# WHAT YOU NEED TO DO
Count up the lines of the data below that contain the string "issue", then give only the total.

# RECORDS PROVIDED

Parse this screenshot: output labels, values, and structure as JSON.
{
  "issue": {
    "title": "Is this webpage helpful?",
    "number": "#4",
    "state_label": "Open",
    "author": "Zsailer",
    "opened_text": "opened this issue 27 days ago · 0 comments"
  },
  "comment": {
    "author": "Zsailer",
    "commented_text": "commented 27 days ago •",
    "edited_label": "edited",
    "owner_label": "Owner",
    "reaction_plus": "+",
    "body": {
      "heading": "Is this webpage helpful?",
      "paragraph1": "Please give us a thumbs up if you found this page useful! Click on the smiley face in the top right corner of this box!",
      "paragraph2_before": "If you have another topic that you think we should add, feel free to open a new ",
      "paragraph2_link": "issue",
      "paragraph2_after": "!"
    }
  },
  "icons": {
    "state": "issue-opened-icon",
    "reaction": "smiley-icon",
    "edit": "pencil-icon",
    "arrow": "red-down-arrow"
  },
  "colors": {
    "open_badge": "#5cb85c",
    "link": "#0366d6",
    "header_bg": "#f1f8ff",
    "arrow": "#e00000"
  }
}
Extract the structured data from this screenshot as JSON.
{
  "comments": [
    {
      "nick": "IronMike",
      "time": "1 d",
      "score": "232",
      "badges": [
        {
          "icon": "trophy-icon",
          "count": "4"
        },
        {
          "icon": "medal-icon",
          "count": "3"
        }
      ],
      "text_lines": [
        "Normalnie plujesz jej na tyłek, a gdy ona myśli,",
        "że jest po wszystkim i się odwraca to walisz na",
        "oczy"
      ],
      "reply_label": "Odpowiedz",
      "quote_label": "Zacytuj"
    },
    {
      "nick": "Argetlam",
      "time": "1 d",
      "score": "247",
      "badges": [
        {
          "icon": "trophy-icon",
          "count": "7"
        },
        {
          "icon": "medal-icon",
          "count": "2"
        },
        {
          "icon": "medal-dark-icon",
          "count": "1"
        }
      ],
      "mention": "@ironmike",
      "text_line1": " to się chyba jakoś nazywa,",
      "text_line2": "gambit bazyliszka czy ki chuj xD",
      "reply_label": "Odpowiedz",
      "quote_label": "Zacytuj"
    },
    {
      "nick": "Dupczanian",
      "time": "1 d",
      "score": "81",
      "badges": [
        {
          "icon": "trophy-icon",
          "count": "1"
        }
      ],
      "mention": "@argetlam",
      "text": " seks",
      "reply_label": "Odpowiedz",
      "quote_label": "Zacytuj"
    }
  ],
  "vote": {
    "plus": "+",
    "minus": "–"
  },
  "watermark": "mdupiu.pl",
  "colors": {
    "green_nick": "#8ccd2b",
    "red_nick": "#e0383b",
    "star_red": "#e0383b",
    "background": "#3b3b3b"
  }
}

# ANSWER BELOW
4